Reuters' Al Yoon -- one of the few major media journalists who has a track record of being spot-on in his coverage -- has co-authored a report that gets to the core of my questions yesterday over Countrywide's push to modify $4 to $6 billion in troubled mortgages. I noted yesterday that Countrywide's loan modification commitment likely illustrated a change of approach from at least one party in the secondary market. From the Reuters story, insight into a market in chaos:

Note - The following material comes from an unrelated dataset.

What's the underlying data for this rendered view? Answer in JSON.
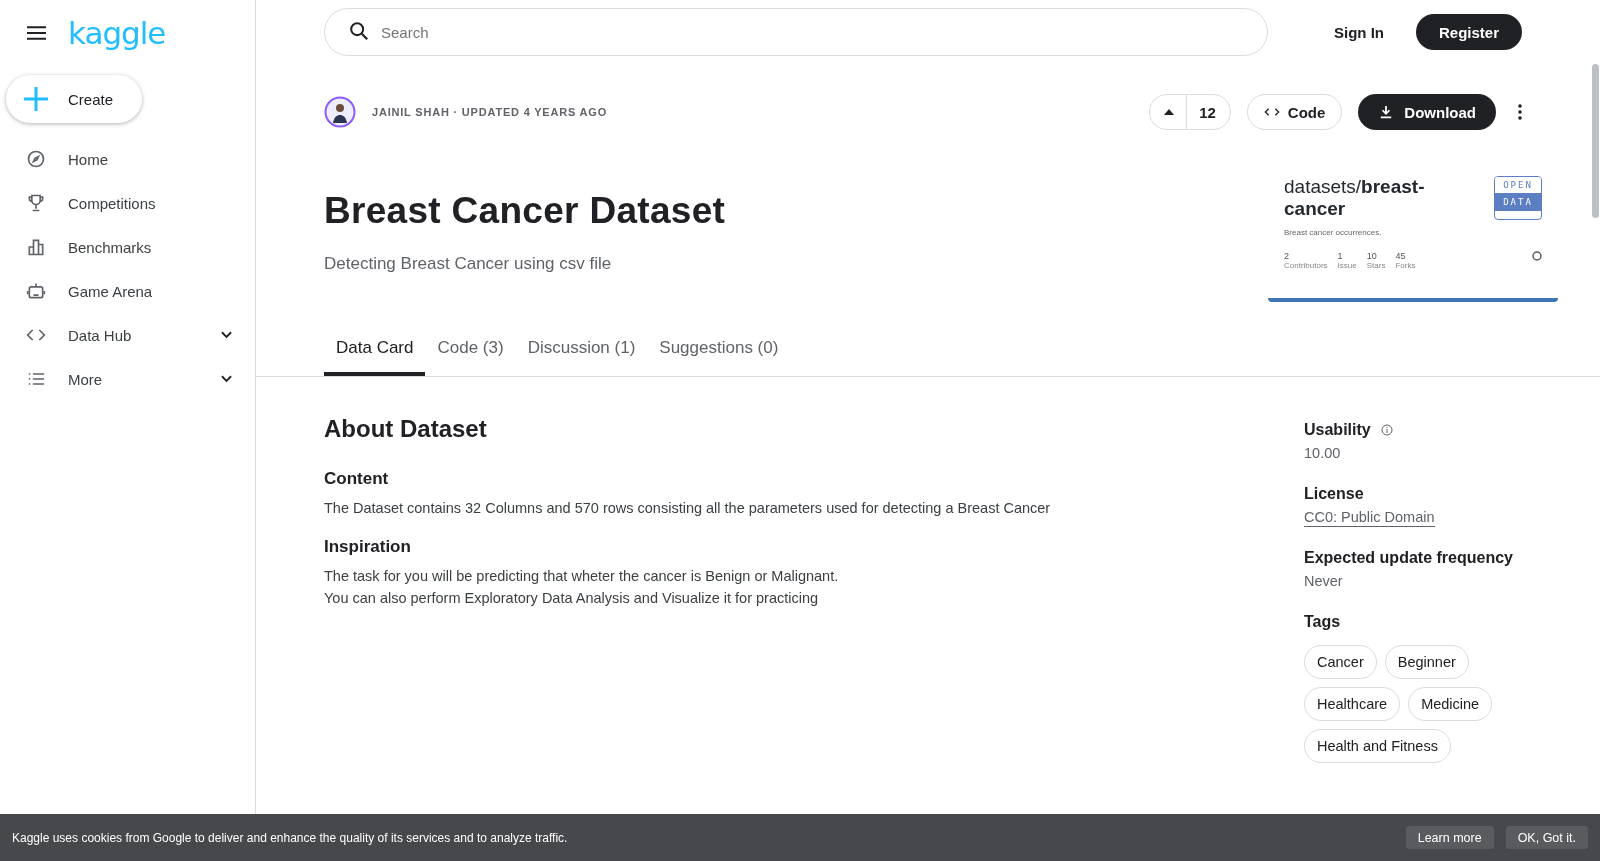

Making loans current today that might go bad later may improve the short-term performance of the bond, triggering a liquidation of reserves for those who are supposed to shoulder the biggest risks. This eliminates important protections for more conservative investors, again rewarding the reckless. The release of reserves on a bond deal typically occurs if enough underlying loans are current after a period of three years. With the worst of the bonds being created in late 2005 and beyond, the issue is likely to heat up toward the end of 2008, said Roelof Slump, a managing director at Fitch Ratings. He added that some modifications may have been done in recent months to massage performance on older bonds ... Investors who own the highest, AAA-rated portions of bonds have already voiced their opposition to loan modifications for investors in lower-rated securities in "many" instances, said Ted Tozer, National City Mortgage's head of capital markets ... "The AAA holders say 'why are you doing these mods?' We say we are servicing loans for the whole security," Tozer said.

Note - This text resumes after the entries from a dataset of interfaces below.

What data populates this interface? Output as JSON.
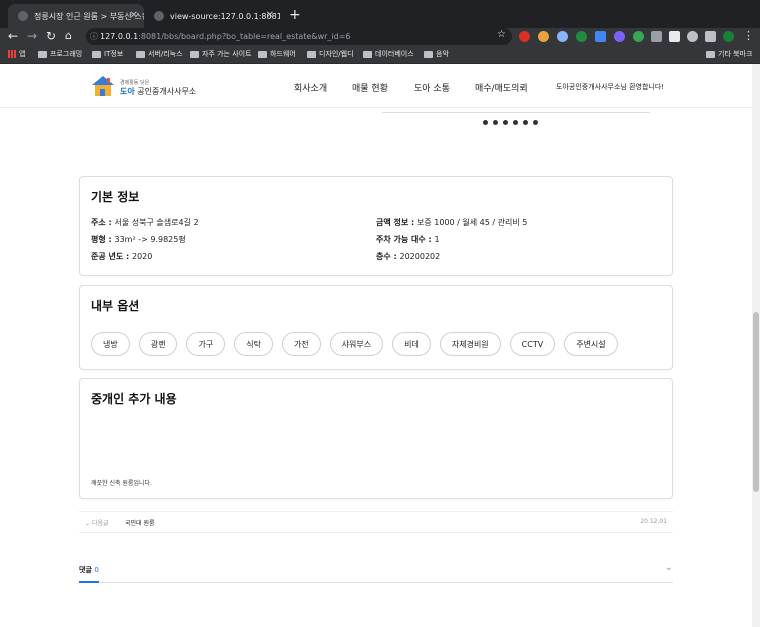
{
  "browser": {
    "tabs": [
      {
        "title": "정릉시장 인근 원룸 > 부동산 스킨 | ...",
        "active": true
      },
      {
        "title": "view-source:127.0.0.1:8081/bb...",
        "active": false
      }
    ],
    "url_host": "127.0.0.1",
    "url_rest": ":8081/bbs/board.php?bo_table=real_estate&wr_id=6",
    "bookmarks": [
      "앱",
      "프로그래밍",
      "IT정보",
      "서버/리눅스",
      "자주 가는 사이트",
      "하드웨어",
      "디자인/웹디",
      "데이터베이스",
      "음악"
    ],
    "other_bookmarks": "기타 북마크"
  },
  "site": {
    "logo_small": "경제활동 닷은",
    "logo_brand": "도아",
    "logo_name": "공인중개사사무소",
    "nav": [
      "회사소개",
      "매물 현황",
      "도아 소통",
      "매수/매도의뢰"
    ],
    "welcome": "도아공인중개사사무소님 환영합니다!"
  },
  "basic_info": {
    "title": "기본 정보",
    "address_label": "주소 : ",
    "address": "서울 성북구 솔샘로4길 2",
    "area_label": "평형 : ",
    "area": "33m² -> 9.9825평",
    "year_label": "준공 년도 : ",
    "year": "2020",
    "price_label": "금액 정보 : ",
    "price": "보증 1000 / 월세 45 / 관리비 5",
    "parking_label": "주차 가능 대수 : ",
    "parking": "1",
    "floor_label": "층수 : ",
    "floor": "20200202"
  },
  "options": {
    "title": "내부 옵션",
    "items": [
      "냉방",
      "광랜",
      "가구",
      "식탁",
      "가전",
      "샤워부스",
      "비데",
      "자체경비원",
      "CCTV",
      "주변시설"
    ]
  },
  "agent_notes": {
    "title": "중개인 추가 내용",
    "text": "깨끗한 신축 원룸입니다."
  },
  "next_post": {
    "label": "다음글",
    "title": "국민대 원룸",
    "date": "20.12.01"
  },
  "comments": {
    "label": "댓글",
    "count": "0"
  }
}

The above should illustrate first and foremost that when it comes to Wall Street's objectives, the borrower is rarely part of the equation. I'm fond of quoting one of the early investors in the RMBS market, who said "People actually still think we're securitizing this stuff out of the goodness of our hearts -- let them think that, while we mint money." Times like these are putting the entire structured securities market on edge, however, with the "stressed market scenario" putting investors at different levels in favor of very different outcomes -- and the Rueters article only begins to touch on what hedge fund investors in a short position on something the like ABX indices would want to see. (In the attempt to disintermediate risk, Wall Street has managed to create a complex ecosystem where risk is redefined at varying levels and in differing terms.) HW readers will likely know John Paulson, who started a very public row with Bear Stearns in June over loan modifications and "tampering" with markets. He's grown quiet recently as his short positions on the ABX have raked in outsized returns -- but the problems that "stressed scenarios" are creating among secondary market participants is likely to rear its ugly head many more times before the current housing and mortgage crisis is over. In my mind, Countrywide's got the right idea here - let's do what's right for the borrowers as much as we can. But as I alluded to earlier, something tells me there are good number of investors in the mezzanine and equity classes of various RMBS that are right behind the nation's largest lender here as well. These investors simply have too much to lose by sitting idly on the sidelines.